The City God Temple or Temple of the City Gods is the most significant Taoist temple of Shanghai, attracting tourists from all over the world. According to a local saying, ‘One who does not reach the temple, never reaches Shanghai.’ It was built in the Yongle Period of the Ming Dynasty in 1403.
With the resultant commercial development, the surrounding area has grown into a thriving market and traditional urban center, with more than a 100 stores (most of them nearly a century old) selling all kinds of local products. The temple has become the core of the Old City of Shanghai’s well-known City God Temple Scenic Region, which includes the handicrafts and traditional art works Yuyuan Market.
The Three City Gods
Many walled cities in ancient China had one temple dedicated to the patron gods of the city. City God Temple was built in Shanghai to commemorate its urban municipal status, and three chosen city gods were regarded as patron saints of the city:
Huo Guang, a famous general in the Western Han Dynasty and a national martial icon.
Qin Yubo, who served in the late Yuan Dynasty civil service as chief Imperial examiner.
Chen Huacheng, a Qing Dynasty general, who defended Shanghai during the Anglo-Chinese War and was killed in battle against the British in 1842.
Nine Halls Of City God Temple
It is an ornate building covering over 2000 square meters. Its main feature is its nine halls including the Fumu Hall, the Fortuna Hall, the Cihang Hall, the Chenghuang Hall, the Niangniang Hall, the Guansheng Hall, the Wenchang Hall, and the Yuanchen Hall. Huo Guang Hall or the Grand Hall is the main hall of the temple, in which the Eight Immortals of Taoism are carved into its archway.
History of City God Temple
City God Temple has a rich history of more than 600 years.
- The temple was built in the Yongle Period of the Ming Dynasty, in 1403.
- The temple became popular during the Qing Dynasty, and its surrounding area became a bustling commercial district.
- The Grand Hall was damaged by fire in 1924 and rebuilt in 1926 along the traditional Chinese architectural style.
- In 1951, the temple was given to the Shanghai Taoist Association and converted into a Taoist center.

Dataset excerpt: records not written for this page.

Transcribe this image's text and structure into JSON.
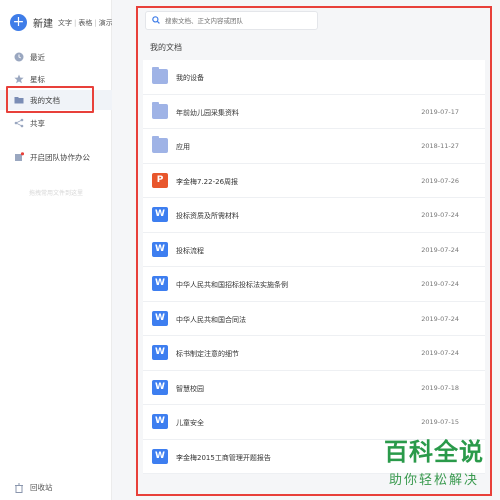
{
  "sidebar": {
    "new_label": "新建",
    "new_types": [
      "文字",
      "表格",
      "演示"
    ],
    "items": [
      {
        "label": "最近",
        "icon": "clock-icon"
      },
      {
        "label": "星标",
        "icon": "star-icon"
      },
      {
        "label": "我的文档",
        "icon": "folder-icon",
        "active": true
      },
      {
        "label": "共享",
        "icon": "share-icon"
      },
      {
        "label": "开启团队协作办公",
        "icon": "team-icon"
      }
    ],
    "divider_text": "拖拽常用文件到这里",
    "trash_label": "回收站"
  },
  "search": {
    "placeholder": "搜索文档、正文内容或团队"
  },
  "main": {
    "section_title": "我的文档",
    "rows": [
      {
        "type": "folder",
        "name": "我的设备",
        "date": ""
      },
      {
        "type": "folder",
        "name": "年前幼儿园采集资料",
        "date": "2019-07-17"
      },
      {
        "type": "folder",
        "name": "应用",
        "date": "2018-11-27"
      },
      {
        "type": "p",
        "name": "李金梅7.22-26周报",
        "date": "2019-07-26"
      },
      {
        "type": "w",
        "name": "投标资质及所需材料",
        "date": "2019-07-24"
      },
      {
        "type": "w",
        "name": "投标流程",
        "date": "2019-07-24"
      },
      {
        "type": "w",
        "name": "中华人民共和国招标投标法实施条例",
        "date": "2019-07-24"
      },
      {
        "type": "w",
        "name": "中华人民共和国合同法",
        "date": "2019-07-24"
      },
      {
        "type": "w",
        "name": "标书制定注意的细节",
        "date": "2019-07-24"
      },
      {
        "type": "w",
        "name": "智慧校园",
        "date": "2019-07-18"
      },
      {
        "type": "w",
        "name": "儿童安全",
        "date": "2019-07-15"
      },
      {
        "type": "w",
        "name": "李金梅2015工商管理开题报告",
        "date": ""
      }
    ]
  },
  "watermark": {
    "title": "百科全说",
    "subtitle": "助你轻松解决"
  },
  "colors": {
    "accent": "#3f7de8",
    "highlight": "#e8403a",
    "word": "#3d7ef0",
    "ppt": "#e8562c",
    "folder": "#9fb3e6"
  }
}
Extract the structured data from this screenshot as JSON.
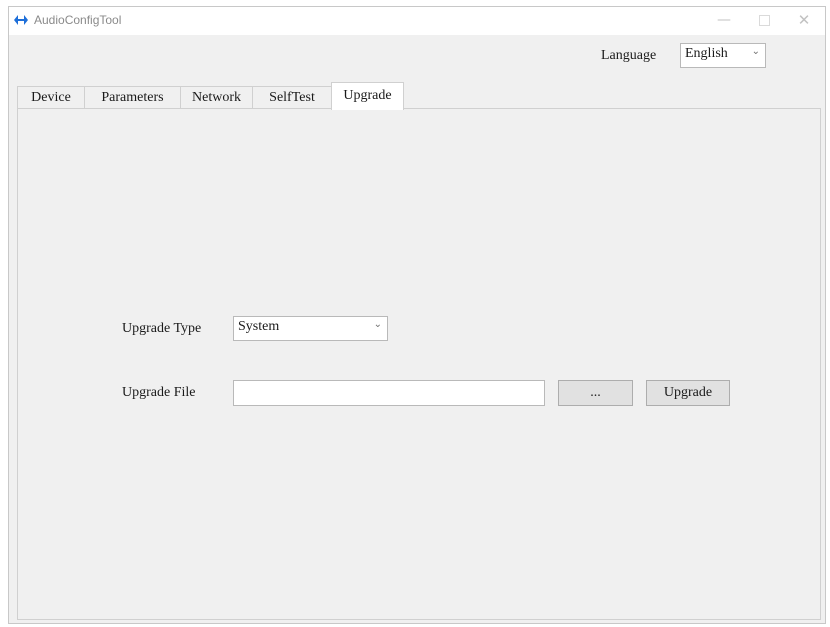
{
  "window": {
    "title": "AudioConfigTool",
    "controls": {
      "minimize": "—",
      "close": "✕"
    }
  },
  "language": {
    "label": "Language",
    "selected": "English"
  },
  "tabs": [
    {
      "label": "Device",
      "active": false
    },
    {
      "label": "Parameters",
      "active": false
    },
    {
      "label": "Network",
      "active": false
    },
    {
      "label": "SelfTest",
      "active": false
    },
    {
      "label": "Upgrade",
      "active": true
    }
  ],
  "upgrade": {
    "type_label": "Upgrade Type",
    "type_selected": "System",
    "file_label": "Upgrade File",
    "file_value": "",
    "browse_label": "...",
    "upgrade_button": "Upgrade"
  },
  "icons": {
    "app": "app-logo-icon",
    "chevron": "chevron-down-icon"
  },
  "colors": {
    "window_bg": "#f0f0f0",
    "accent": "#1e6fd9"
  }
}
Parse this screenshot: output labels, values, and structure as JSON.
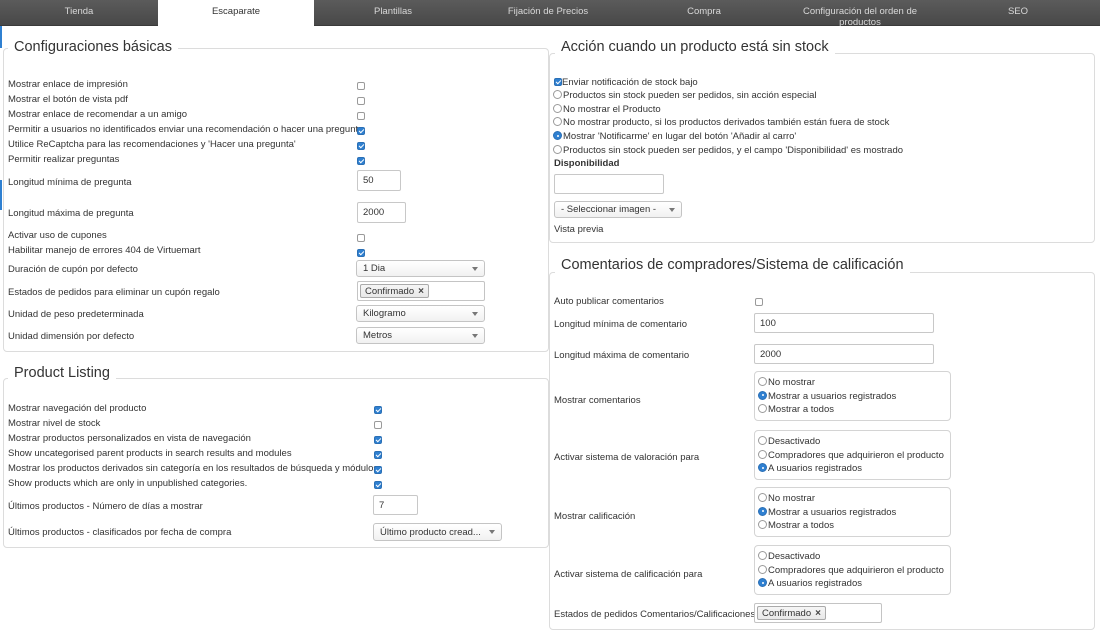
{
  "tabs": [
    {
      "label": "Tienda"
    },
    {
      "label": "Escaparate"
    },
    {
      "label": "Plantillas"
    },
    {
      "label": "Fijación de Precios"
    },
    {
      "label": "Compra"
    },
    {
      "label": "Configuración del orden de productos"
    },
    {
      "label": "SEO"
    }
  ],
  "active_tab": "Escaparate",
  "basic": {
    "title": "Configuraciones básicas",
    "checks": [
      {
        "label": "Mostrar enlace de impresión",
        "checked": false
      },
      {
        "label": "Mostrar el botón de vista pdf",
        "checked": false
      },
      {
        "label": "Mostrar enlace de recomendar a un amigo",
        "checked": false
      },
      {
        "label": "Permitir a usuarios no identificados enviar una recomendación o hacer una pregunta",
        "checked": true
      },
      {
        "label": "Utilice ReCaptcha para las recomendaciones y 'Hacer una pregunta'",
        "checked": true
      },
      {
        "label": "Permitir realizar preguntas",
        "checked": true
      }
    ],
    "min_question_label": "Longitud mínima de pregunta",
    "min_question_value": "50",
    "max_question_label": "Longitud máxima de pregunta",
    "max_question_value": "2000",
    "coupons_label": "Activar uso de cupones",
    "coupons_checked": false,
    "errors404_label": "Habilitar manejo de errores 404 de Virtuemart",
    "errors404_checked": true,
    "coupon_duration_label": "Duración de cupón por defecto",
    "coupon_duration_value": "1 Dia",
    "coupon_states_label": "Estados de pedidos para eliminar un cupón regalo",
    "coupon_states_tag": "Confirmado",
    "weight_label": "Unidad de peso predeterminada",
    "weight_value": "Kilogramo",
    "dimension_label": "Unidad dimensión por defecto",
    "dimension_value": "Metros"
  },
  "listing": {
    "title": "Product Listing",
    "checks": [
      {
        "label": "Mostrar navegación del producto",
        "checked": true
      },
      {
        "label": "Mostrar nivel de stock",
        "checked": false
      },
      {
        "label": "Mostrar productos personalizados en vista de navegación",
        "checked": true
      },
      {
        "label": "Show uncategorised parent products in search results and modules",
        "checked": true
      },
      {
        "label": "Mostrar los productos derivados sin categoría en los resultados de búsqueda y módulos",
        "checked": true
      },
      {
        "label": "Show products which are only in unpublished categories.",
        "checked": true
      }
    ],
    "days_label": "Últimos productos - Número de días a mostrar",
    "days_value": "7",
    "sorted_label": "Últimos productos - clasificados por fecha de compra",
    "sorted_value": "Último producto cread..."
  },
  "stock": {
    "title": "Acción cuando un producto está sin stock",
    "notify_label": "Enviar notificación de stock bajo",
    "notify_checked": true,
    "options": [
      {
        "label": "Productos sin stock pueden ser pedidos, sin acción especial",
        "selected": false
      },
      {
        "label": "No mostrar el Producto",
        "selected": false
      },
      {
        "label": "No mostrar producto, si los productos derivados también están fuera de stock",
        "selected": false
      },
      {
        "label": "Mostrar 'Notificarme' en lugar del botón 'Añadir al carro'",
        "selected": true
      },
      {
        "label": "Productos sin stock pueden ser pedidos, y el campo 'Disponibilidad' es mostrado",
        "selected": false
      }
    ],
    "availability_label": "Disponibilidad",
    "availability_value": "",
    "image_select": "- Seleccionar imagen -",
    "preview_label": "Vista previa"
  },
  "reviews": {
    "title": "Comentarios de compradores/Sistema de calificación",
    "auto_publish_label": "Auto publicar comentarios",
    "auto_publish_checked": false,
    "min_comment_label": "Longitud mínima de comentario",
    "min_comment_value": "100",
    "max_comment_label": "Longitud máxima de comentario",
    "max_comment_value": "2000",
    "groups": [
      {
        "label": "Mostrar comentarios",
        "options": [
          {
            "label": "No mostrar",
            "selected": false
          },
          {
            "label": "Mostrar a usuarios registrados",
            "selected": true
          },
          {
            "label": "Mostrar a todos",
            "selected": false
          }
        ]
      },
      {
        "label": "Activar sistema de valoración para",
        "options": [
          {
            "label": "Desactivado",
            "selected": false
          },
          {
            "label": "Compradores que adquirieron el producto",
            "selected": false
          },
          {
            "label": "A usuarios registrados",
            "selected": true
          }
        ]
      },
      {
        "label": "Mostrar calificación",
        "options": [
          {
            "label": "No mostrar",
            "selected": false
          },
          {
            "label": "Mostrar a usuarios registrados",
            "selected": true
          },
          {
            "label": "Mostrar a todos",
            "selected": false
          }
        ]
      },
      {
        "label": "Activar sistema de calificación para",
        "options": [
          {
            "label": "Desactivado",
            "selected": false
          },
          {
            "label": "Compradores que adquirieron el producto",
            "selected": false
          },
          {
            "label": "A usuarios registrados",
            "selected": true
          }
        ]
      }
    ],
    "states_label": "Estados de pedidos Comentarios/Calificaciones",
    "states_tag": "Confirmado"
  },
  "colors": {
    "accent": "#2f80d1",
    "tabbar": "#4f4f4f"
  }
}
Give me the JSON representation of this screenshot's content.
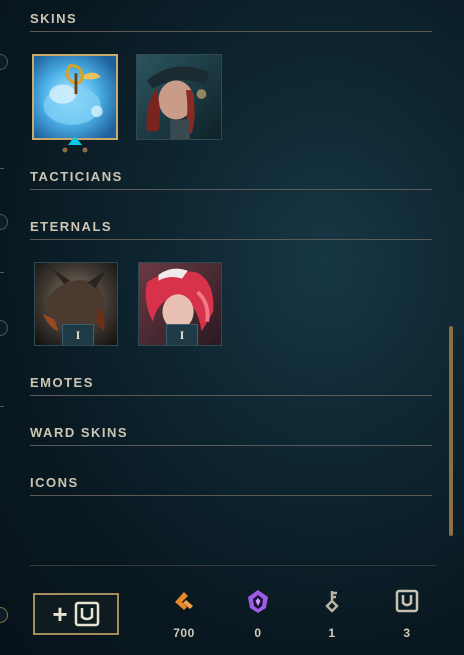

- During the Cultural Revolution (1966 – 1976), the temple was shut down and was used for other purposes; its main hall served as a jewelry store for many years.
- The site was converted back to a temple in 1994.
- It underwent complete renovation and restoration in 2005.
- In October 2006 it was reconsecrated by Taoist clergymen with resident Taoists priests, and reopened to the public as a place of worship.
Entrance Fee: CNY 10
Opening Hours: 8:30 AM – 4:00 PM
5 Things to Do in City God Temple
- Visit the nine halls of the temple, each one full of statues, relics, and murals of various deities.
- Check out the artwork and the gift shop located in the art arena.
- The City God Temple and its surrounding area are the perfect stage to witness Shanghai’s folk customs and activities including acrobatic performances, tea ceremonies, and calligraphy lessons.
- Attend some of the several traditional festivals that are celebrated here, including the lantern show during the Lantern Festival and the Double Ninth Festival. If you are not afraid of large crowds, it may be one of the best times to visit the City God Temple for an authentic Chinese cultural experience.
- The City God Temple is famous for its local snacks square, open till 9 pm with long queues for its delicacies including steamed buns and rice cakes. Its guests list includes Queen Elizabeth II and former American president Bill Clinton.
Tips For City God Temple
- If you are interested in the souvenirs in the market area, remember to bargain for fair prices.
- To avoid big crowds, visit on weekdays and in the daytime; be careful of your belongings at all times, as this crowded place is known for pick-pockets.
- To fully enjoy the marvelous architecture of the temple, try to visit it at both day and night times for its different views.
Recommended Hotels Near City God Temple
Getting to City God Temple
Take metro line 10 and get off at Yu Garden Station. Leave from exit 3. Walk south along South Henan Rd. for five minutes and then walk east along Middle Fangbang Rd. for another five minutes to the temple.
1. Take bus 932 and get off at City God Temple Station.
2. Take bus 11, 26, 64, 304, 736, 805, 920, 926 or 930 and get off at Xinbeimen Station.
3. Take City Sightseeing Bus Line 1, Line 3 or Line 5 to get there.